_____________________________________-

    To our knowledge, this study is the first to provide a systemic 
investigation of a variety of proprietary prescription drug names.
    The questionnaire is available upon request from 
[email protected].
    FDA estimates the burden of this collection of information as 
follows:

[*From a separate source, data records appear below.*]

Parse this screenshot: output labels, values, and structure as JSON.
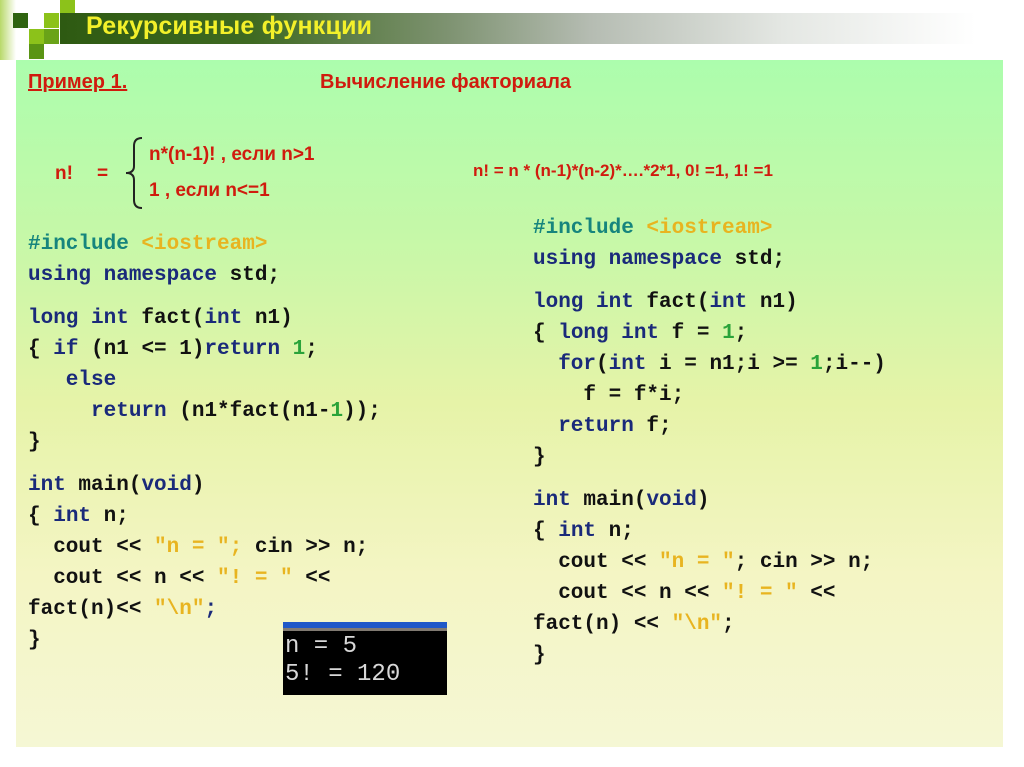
{
  "slide": {
    "title": "Рекурсивные функции",
    "accent_colors": {
      "title_text": "#f3f02a",
      "heading_red": "#d01b0e",
      "keyword_blue": "#1a2a7a",
      "preprocessor_teal": "#16857d",
      "string_yellow": "#e8b420",
      "number_green": "#2aa33a"
    }
  },
  "header": {
    "example_label": "Пример 1.",
    "topic": "Вычисление факториала"
  },
  "definition": {
    "lhs": "n!",
    "equals": "=",
    "case1": "n*(n-1)! , если n>1",
    "case2": "1 , если n<=1",
    "product_formula": "n! = n * (n-1)*(n-2)*….*2*1,  0! =1, 1! =1"
  },
  "recursive_code": {
    "lines": [
      [
        {
          "t": "#include ",
          "c": "pp"
        },
        {
          "t": "<iostream>",
          "c": "str"
        }
      ],
      [
        {
          "t": "using namespace ",
          "c": "kw"
        },
        {
          "t": "std;",
          "c": ""
        }
      ],
      [],
      [
        {
          "t": "long int ",
          "c": "kw"
        },
        {
          "t": "fact(",
          "c": ""
        },
        {
          "t": "int ",
          "c": "kw"
        },
        {
          "t": "n1)",
          "c": ""
        }
      ],
      [
        {
          "t": "{ ",
          "c": ""
        },
        {
          "t": "if ",
          "c": "kw"
        },
        {
          "t": "(n1 <= 1)",
          "c": ""
        },
        {
          "t": "return ",
          "c": "kw"
        },
        {
          "t": "1",
          "c": "num"
        },
        {
          "t": ";",
          "c": ""
        }
      ],
      [
        {
          "t": "   else",
          "c": "kw"
        }
      ],
      [
        {
          "t": "     return ",
          "c": "kw"
        },
        {
          "t": "(n1*fact(n1-",
          "c": ""
        },
        {
          "t": "1",
          "c": "num"
        },
        {
          "t": "));",
          "c": ""
        }
      ],
      [
        {
          "t": "}",
          "c": ""
        }
      ],
      [],
      [
        {
          "t": "int ",
          "c": "kw"
        },
        {
          "t": "main(",
          "c": ""
        },
        {
          "t": "void",
          "c": "kw"
        },
        {
          "t": ")",
          "c": ""
        }
      ],
      [
        {
          "t": "{ ",
          "c": ""
        },
        {
          "t": "int ",
          "c": "kw"
        },
        {
          "t": "n;",
          "c": ""
        }
      ],
      [
        {
          "t": "  cout << ",
          "c": ""
        },
        {
          "t": "\"n = \"; ",
          "c": "str"
        },
        {
          "t": "cin >> n;",
          "c": ""
        }
      ],
      [
        {
          "t": "  cout << n << ",
          "c": ""
        },
        {
          "t": "\"! = \" ",
          "c": "str"
        },
        {
          "t": "<<",
          "c": ""
        }
      ],
      [
        {
          "t": "fact(n)<< ",
          "c": ""
        },
        {
          "t": "\"\\n\"",
          "c": "str"
        },
        {
          "t": ";",
          "c": "kw"
        }
      ],
      [
        {
          "t": "}",
          "c": ""
        }
      ]
    ]
  },
  "iterative_code": {
    "lines": [
      [
        {
          "t": "#include ",
          "c": "pp"
        },
        {
          "t": "<iostream>",
          "c": "str"
        }
      ],
      [
        {
          "t": "using namespace ",
          "c": "kw"
        },
        {
          "t": "std;",
          "c": ""
        }
      ],
      [],
      [
        {
          "t": "long int ",
          "c": "kw"
        },
        {
          "t": "fact(",
          "c": ""
        },
        {
          "t": "int ",
          "c": "kw"
        },
        {
          "t": "n1)",
          "c": ""
        }
      ],
      [
        {
          "t": "{ ",
          "c": ""
        },
        {
          "t": "long int ",
          "c": "kw"
        },
        {
          "t": "f = ",
          "c": ""
        },
        {
          "t": "1",
          "c": "num"
        },
        {
          "t": ";",
          "c": ""
        }
      ],
      [
        {
          "t": "  for",
          "c": "kw"
        },
        {
          "t": "(",
          "c": ""
        },
        {
          "t": "int ",
          "c": "kw"
        },
        {
          "t": "i = n1;i >= ",
          "c": ""
        },
        {
          "t": "1",
          "c": "num"
        },
        {
          "t": ";i--)",
          "c": ""
        }
      ],
      [
        {
          "t": "    f = f*i;",
          "c": ""
        }
      ],
      [
        {
          "t": "  return ",
          "c": "kw"
        },
        {
          "t": "f;",
          "c": ""
        }
      ],
      [
        {
          "t": "}",
          "c": ""
        }
      ],
      [],
      [
        {
          "t": "int ",
          "c": "kw"
        },
        {
          "t": "main(",
          "c": ""
        },
        {
          "t": "void",
          "c": "kw"
        },
        {
          "t": ")",
          "c": ""
        }
      ],
      [
        {
          "t": "{ ",
          "c": ""
        },
        {
          "t": "int ",
          "c": "kw"
        },
        {
          "t": "n;",
          "c": ""
        }
      ],
      [
        {
          "t": "  cout << ",
          "c": ""
        },
        {
          "t": "\"n = \"",
          "c": "str"
        },
        {
          "t": "; cin >> n;",
          "c": ""
        }
      ],
      [
        {
          "t": "  cout << n << ",
          "c": ""
        },
        {
          "t": "\"! = \" ",
          "c": "str"
        },
        {
          "t": "<<",
          "c": ""
        }
      ],
      [
        {
          "t": "fact(n) << ",
          "c": ""
        },
        {
          "t": "\"\\n\"",
          "c": "str"
        },
        {
          "t": ";",
          "c": ""
        }
      ],
      [
        {
          "t": "}",
          "c": ""
        }
      ]
    ]
  },
  "console_output": {
    "line1": "n = 5",
    "line2": "5! = 120"
  }
}
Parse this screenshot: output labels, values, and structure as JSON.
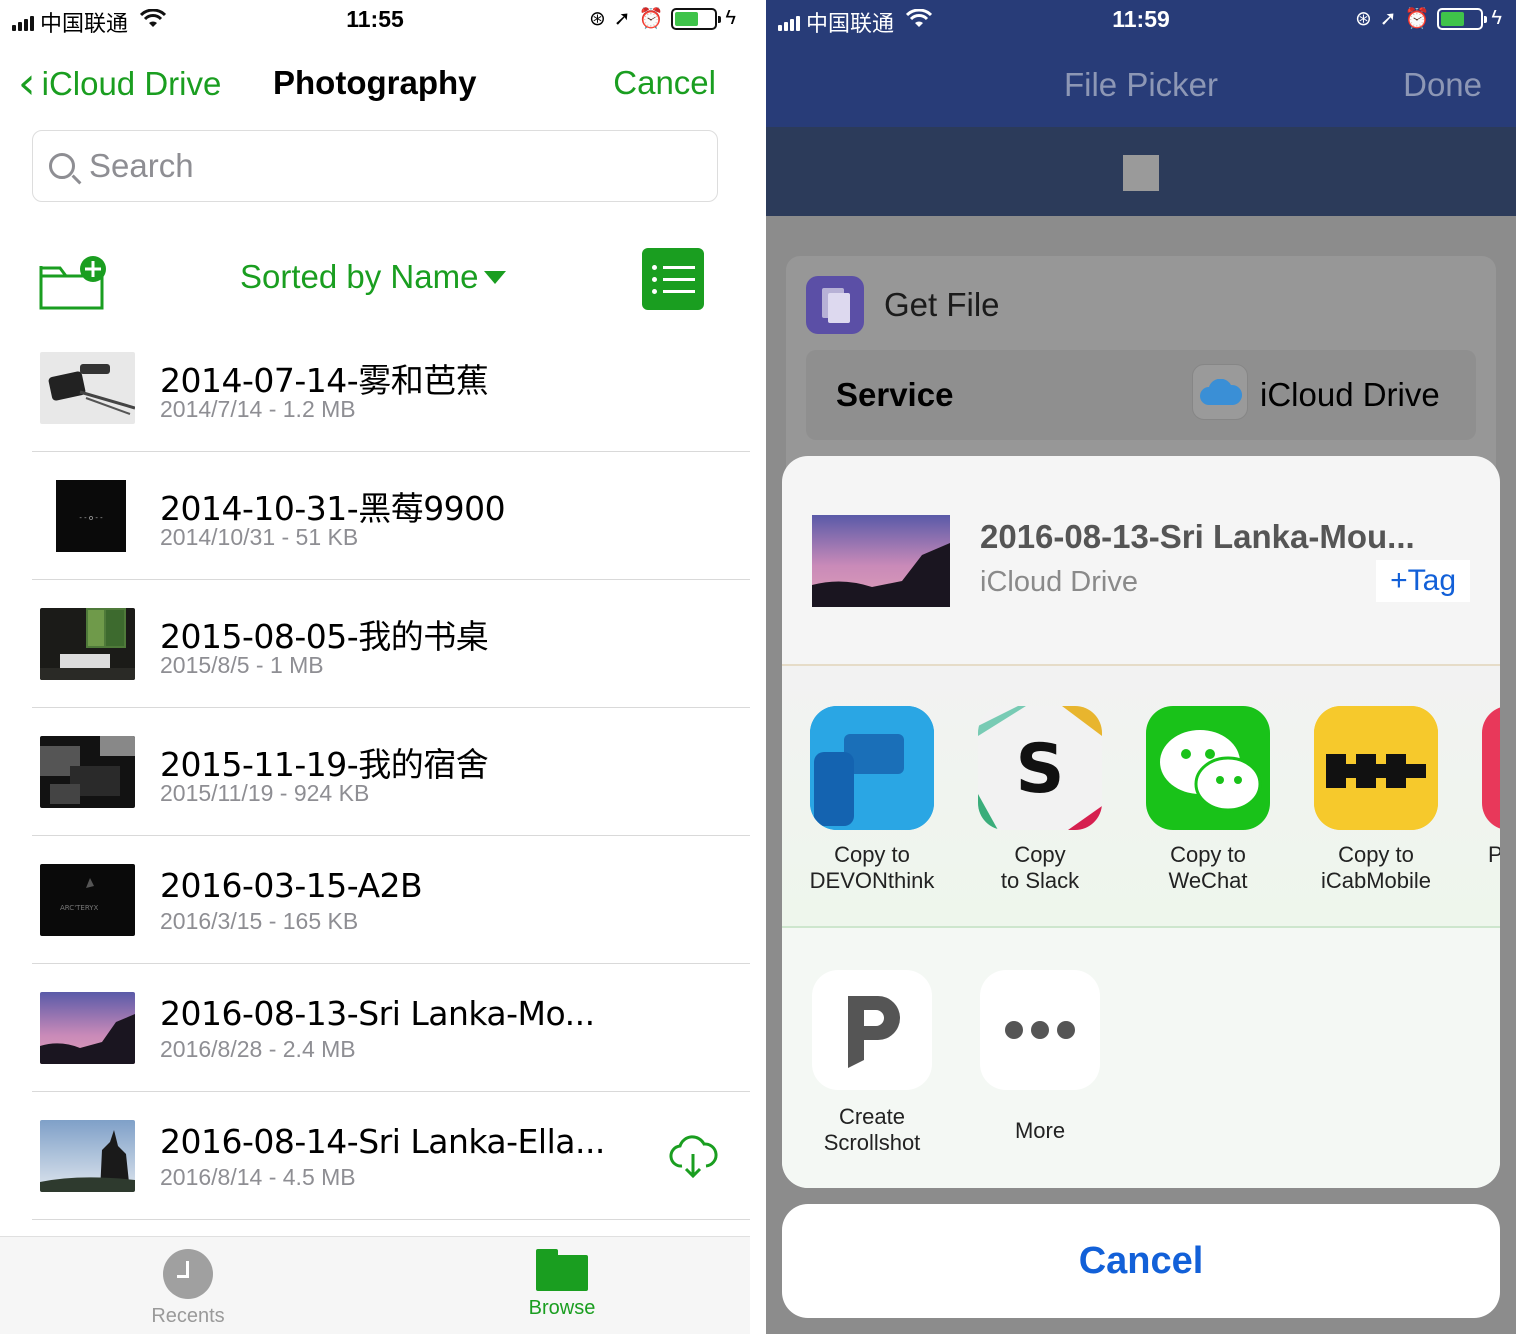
{
  "left": {
    "status": {
      "carrier": "中国联通",
      "time": "11:55"
    },
    "nav": {
      "back_label": "iCloud Drive",
      "title": "Photography",
      "cancel_label": "Cancel"
    },
    "search": {
      "placeholder": "Search"
    },
    "toolbar": {
      "sort_label": "Sorted by Name"
    },
    "files": [
      {
        "name": "2014-07-14-雾和芭蕉",
        "meta": "2014/7/14 - 1.2 MB",
        "thumb": "phones-desk"
      },
      {
        "name": "2014-10-31-黑莓9900",
        "meta": "2014/10/31 - 51 KB",
        "thumb": "black-phone"
      },
      {
        "name": "2015-08-05-我的书桌",
        "meta": "2015/8/5 - 1 MB",
        "thumb": "desk-window"
      },
      {
        "name": "2015-11-19-我的宿舍",
        "meta": "2015/11/19 - 924 KB",
        "thumb": "dorm-desk"
      },
      {
        "name": "2016-03-15-A2B",
        "meta": "2016/3/15 - 165 KB",
        "thumb": "arcteryx"
      },
      {
        "name": "2016-08-13-Sri Lanka-Mo...",
        "meta": "2016/8/28 - 2.4 MB",
        "thumb": "mountain-dusk"
      },
      {
        "name": "2016-08-14-Sri Lanka-Ella...",
        "meta": "2016/8/14 - 4.5 MB",
        "thumb": "ella-sky",
        "icon": "cloud-download-icon"
      }
    ],
    "tabs": [
      {
        "label": "Recents",
        "icon": "clock-icon"
      },
      {
        "label": "Browse",
        "icon": "folder-icon"
      }
    ],
    "colors": {
      "accent": "#1a9e20"
    }
  },
  "right": {
    "status": {
      "carrier": "中国联通",
      "time": "11:59"
    },
    "header": {
      "title": "File Picker",
      "done_label": "Done"
    },
    "card": {
      "action_label": "Get File",
      "service_label": "Service",
      "service_value": "iCloud Drive"
    },
    "sheet": {
      "file_name": "2016-08-13-Sri Lanka-Mou...",
      "file_location": "iCloud Drive",
      "tag_label": "+Tag",
      "apps": [
        {
          "label": "Copy to\nDEVONthink",
          "icon": "devonthink-icon"
        },
        {
          "label": "Copy\nto Slack",
          "icon": "slack-icon"
        },
        {
          "label": "Copy to\nWeChat",
          "icon": "wechat-icon"
        },
        {
          "label": "Copy to\niCabMobile",
          "icon": "icabmobile-icon"
        },
        {
          "label": "P",
          "icon": "partial-app-icon"
        }
      ],
      "actions": [
        {
          "label": "Create\nScrollshot",
          "icon": "scrollshot-icon"
        },
        {
          "label": "More",
          "icon": "more-icon"
        }
      ],
      "cancel_label": "Cancel"
    },
    "colors": {
      "header": "#283c78",
      "link": "#1260d8"
    }
  }
}
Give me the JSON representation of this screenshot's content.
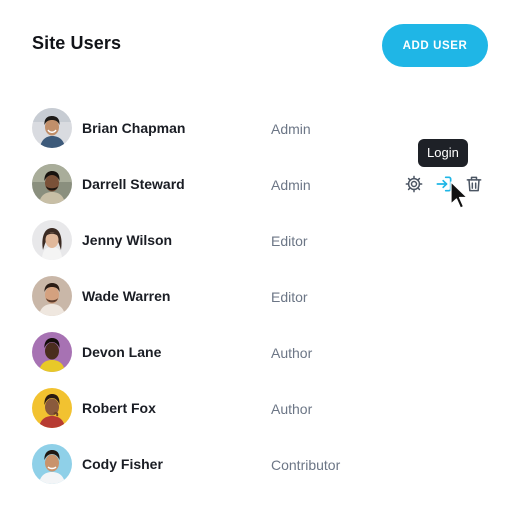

                                                     Table 1--Estimated Annual Reporting Burden \1\
--------------------------------------------------------------------------------------------------------------------------------------------------------
                                                                  Number of
                   Activity                       Number of     responses per   Total annual        Average burden per response \2\         Total hours
                                                 respondents     respondent       responses
--------------------------------------------------------------------------------------------------------------------------------------------------------
Consumer Screener............................           1,233               1           1,233  0.08 (5 minutes).........................              99
HCP Screener.................................           1,233               1           1,233  0.08 (5 minutes).........................              99
Consumer Study...............................             493               1             493  0.33 (20 minutes)........................             163
HCP Study....................................             493               1             493  0.33 (20 minutes)........................             163
                                              ----------------------------------------------------------------------------------------------------------
    Total....................................  ..............  ..............  ..............  .........................................             524
--------------------------------------------------------------------------------------------------------------------------------------------------------
\1\ There are no capital costs or operating and maintenance costs associated with this collection of information.
\2\ Burden estimates of less than 1 hour are expressed as a fraction of an hour in decimal format.


    Dated: January 13, 2020.
Lowell J. Schiller,
Principal Associate Commissioner for Policy.
[FR Doc. 2020-00823 Filed 1-17-20; 8:45 am]
 BILLING CODE 4164-01-P